■ **TASK DIRECTIONS**: Among the lines of the material, copy those that hold the string "subtitle".

= = = =

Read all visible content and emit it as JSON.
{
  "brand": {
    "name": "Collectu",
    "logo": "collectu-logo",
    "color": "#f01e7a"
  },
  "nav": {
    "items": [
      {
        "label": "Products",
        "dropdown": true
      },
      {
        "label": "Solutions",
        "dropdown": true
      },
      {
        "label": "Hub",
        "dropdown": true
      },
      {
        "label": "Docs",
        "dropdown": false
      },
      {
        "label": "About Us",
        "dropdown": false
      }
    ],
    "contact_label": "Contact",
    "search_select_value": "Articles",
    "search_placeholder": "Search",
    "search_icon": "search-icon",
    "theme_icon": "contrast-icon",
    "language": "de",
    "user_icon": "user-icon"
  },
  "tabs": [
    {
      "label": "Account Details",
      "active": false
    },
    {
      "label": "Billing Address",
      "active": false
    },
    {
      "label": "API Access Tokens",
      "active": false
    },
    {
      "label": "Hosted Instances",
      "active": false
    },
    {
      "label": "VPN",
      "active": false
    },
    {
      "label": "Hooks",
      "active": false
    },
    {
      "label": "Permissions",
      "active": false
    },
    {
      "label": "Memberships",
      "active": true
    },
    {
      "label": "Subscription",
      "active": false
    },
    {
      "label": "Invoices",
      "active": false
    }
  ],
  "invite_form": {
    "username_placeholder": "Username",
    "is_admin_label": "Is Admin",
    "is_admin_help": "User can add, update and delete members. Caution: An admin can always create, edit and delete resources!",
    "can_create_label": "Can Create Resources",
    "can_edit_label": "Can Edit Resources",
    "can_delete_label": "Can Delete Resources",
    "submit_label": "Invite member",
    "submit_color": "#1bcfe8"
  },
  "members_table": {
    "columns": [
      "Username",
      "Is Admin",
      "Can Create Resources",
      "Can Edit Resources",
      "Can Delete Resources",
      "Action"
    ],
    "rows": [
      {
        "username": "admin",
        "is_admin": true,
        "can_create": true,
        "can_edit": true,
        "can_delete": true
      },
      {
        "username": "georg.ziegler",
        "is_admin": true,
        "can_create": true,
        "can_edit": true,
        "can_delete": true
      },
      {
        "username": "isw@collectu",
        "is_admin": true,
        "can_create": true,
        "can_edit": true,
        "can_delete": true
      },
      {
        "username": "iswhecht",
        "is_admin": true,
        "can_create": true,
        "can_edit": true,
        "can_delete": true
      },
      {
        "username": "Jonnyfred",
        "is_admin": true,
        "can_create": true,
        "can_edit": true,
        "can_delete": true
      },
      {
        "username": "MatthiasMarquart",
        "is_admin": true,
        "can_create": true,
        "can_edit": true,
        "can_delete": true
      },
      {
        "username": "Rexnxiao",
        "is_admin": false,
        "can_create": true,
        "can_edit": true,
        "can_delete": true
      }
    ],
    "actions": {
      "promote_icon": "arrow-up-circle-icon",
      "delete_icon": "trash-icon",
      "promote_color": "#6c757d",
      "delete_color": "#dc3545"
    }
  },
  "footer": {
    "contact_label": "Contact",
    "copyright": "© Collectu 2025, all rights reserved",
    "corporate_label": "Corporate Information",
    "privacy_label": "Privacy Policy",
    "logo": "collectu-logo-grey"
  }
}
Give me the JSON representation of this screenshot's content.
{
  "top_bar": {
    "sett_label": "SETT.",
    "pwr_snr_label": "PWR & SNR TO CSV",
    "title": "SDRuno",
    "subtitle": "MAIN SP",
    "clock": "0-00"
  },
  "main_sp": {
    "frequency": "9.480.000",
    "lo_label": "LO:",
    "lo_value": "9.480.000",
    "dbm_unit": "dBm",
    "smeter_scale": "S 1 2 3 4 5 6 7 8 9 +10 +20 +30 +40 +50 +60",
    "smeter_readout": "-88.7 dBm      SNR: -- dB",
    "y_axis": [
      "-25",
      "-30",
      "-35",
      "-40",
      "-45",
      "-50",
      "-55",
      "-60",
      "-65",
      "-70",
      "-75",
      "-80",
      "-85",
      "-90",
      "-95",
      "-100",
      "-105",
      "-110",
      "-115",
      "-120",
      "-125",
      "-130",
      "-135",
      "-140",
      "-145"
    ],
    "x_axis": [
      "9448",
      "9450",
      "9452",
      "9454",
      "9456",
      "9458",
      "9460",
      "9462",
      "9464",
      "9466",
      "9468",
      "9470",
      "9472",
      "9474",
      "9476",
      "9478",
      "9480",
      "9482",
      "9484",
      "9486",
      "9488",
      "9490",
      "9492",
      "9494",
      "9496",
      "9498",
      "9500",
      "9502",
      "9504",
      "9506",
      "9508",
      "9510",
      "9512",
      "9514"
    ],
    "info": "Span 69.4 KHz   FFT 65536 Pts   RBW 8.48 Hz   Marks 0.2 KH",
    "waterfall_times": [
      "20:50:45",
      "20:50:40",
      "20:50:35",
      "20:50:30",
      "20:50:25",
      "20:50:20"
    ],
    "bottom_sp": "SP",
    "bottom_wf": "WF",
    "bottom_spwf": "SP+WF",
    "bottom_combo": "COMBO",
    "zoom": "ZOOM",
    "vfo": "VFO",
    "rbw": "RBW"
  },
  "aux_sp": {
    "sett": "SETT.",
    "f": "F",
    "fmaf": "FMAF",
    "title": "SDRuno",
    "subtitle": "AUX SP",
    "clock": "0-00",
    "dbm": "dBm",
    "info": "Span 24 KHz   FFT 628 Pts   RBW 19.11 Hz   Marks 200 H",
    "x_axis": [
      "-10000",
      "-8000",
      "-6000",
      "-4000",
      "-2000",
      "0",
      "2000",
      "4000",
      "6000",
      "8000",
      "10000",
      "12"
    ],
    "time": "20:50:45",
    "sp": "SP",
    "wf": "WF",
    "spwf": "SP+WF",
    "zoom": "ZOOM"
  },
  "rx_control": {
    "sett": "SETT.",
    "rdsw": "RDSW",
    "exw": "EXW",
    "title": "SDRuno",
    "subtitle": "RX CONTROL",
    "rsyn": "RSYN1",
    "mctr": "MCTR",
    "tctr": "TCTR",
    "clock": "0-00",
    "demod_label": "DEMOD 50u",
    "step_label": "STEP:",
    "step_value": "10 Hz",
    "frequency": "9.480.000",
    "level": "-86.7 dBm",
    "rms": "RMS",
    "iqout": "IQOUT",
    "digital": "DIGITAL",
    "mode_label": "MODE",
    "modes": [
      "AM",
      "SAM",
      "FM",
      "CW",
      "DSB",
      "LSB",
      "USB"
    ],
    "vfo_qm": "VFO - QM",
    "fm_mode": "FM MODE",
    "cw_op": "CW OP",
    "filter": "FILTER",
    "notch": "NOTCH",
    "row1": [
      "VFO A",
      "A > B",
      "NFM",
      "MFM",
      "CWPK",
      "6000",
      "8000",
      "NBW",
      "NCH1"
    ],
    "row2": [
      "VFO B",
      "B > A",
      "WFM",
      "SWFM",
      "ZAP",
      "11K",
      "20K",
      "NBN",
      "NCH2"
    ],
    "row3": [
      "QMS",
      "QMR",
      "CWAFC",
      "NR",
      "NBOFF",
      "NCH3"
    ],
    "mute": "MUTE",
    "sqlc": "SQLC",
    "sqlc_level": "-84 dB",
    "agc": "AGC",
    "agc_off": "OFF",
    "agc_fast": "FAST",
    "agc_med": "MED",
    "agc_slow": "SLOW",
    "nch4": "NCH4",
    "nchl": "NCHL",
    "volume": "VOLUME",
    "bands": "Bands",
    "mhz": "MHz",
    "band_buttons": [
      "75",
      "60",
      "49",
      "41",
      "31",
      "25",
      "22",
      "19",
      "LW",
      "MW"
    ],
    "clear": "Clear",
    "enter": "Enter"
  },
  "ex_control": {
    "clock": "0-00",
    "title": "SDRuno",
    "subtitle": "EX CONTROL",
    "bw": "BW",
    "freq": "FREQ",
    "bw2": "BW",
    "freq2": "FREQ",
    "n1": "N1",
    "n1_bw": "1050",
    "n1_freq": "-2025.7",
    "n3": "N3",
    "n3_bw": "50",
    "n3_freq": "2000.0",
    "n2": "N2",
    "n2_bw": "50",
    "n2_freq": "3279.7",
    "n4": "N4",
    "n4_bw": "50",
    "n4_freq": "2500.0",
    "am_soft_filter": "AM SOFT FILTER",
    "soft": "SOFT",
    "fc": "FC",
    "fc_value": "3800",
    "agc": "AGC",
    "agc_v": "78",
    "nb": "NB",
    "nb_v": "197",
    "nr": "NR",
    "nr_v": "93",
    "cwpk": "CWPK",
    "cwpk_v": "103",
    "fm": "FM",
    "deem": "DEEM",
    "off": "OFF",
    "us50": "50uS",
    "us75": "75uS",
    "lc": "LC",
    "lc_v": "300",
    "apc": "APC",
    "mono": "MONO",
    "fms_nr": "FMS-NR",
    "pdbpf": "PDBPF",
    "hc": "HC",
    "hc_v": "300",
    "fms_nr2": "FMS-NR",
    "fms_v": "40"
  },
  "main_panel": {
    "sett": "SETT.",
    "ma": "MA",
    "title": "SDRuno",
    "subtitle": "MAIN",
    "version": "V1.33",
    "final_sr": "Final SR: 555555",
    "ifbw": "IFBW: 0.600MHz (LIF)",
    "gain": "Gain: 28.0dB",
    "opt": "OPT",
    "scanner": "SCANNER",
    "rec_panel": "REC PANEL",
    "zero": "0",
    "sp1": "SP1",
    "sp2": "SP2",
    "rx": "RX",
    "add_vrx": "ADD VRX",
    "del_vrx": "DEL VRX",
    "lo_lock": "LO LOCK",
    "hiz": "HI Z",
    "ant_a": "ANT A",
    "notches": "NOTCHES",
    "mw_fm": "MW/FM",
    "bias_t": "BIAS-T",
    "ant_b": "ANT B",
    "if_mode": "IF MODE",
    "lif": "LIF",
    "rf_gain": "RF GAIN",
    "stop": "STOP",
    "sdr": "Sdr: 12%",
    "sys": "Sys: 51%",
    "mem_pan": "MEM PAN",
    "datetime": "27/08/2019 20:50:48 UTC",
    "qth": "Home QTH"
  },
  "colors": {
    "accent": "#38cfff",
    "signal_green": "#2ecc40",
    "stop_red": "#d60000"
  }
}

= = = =

■ **TASK RESULT**:
    "subtitle": "MAIN SP",
    "subtitle": "AUX SP",
    "subtitle": "RX CONTROL",
    "subtitle": "EX CONTROL",
    "subtitle": "MAIN",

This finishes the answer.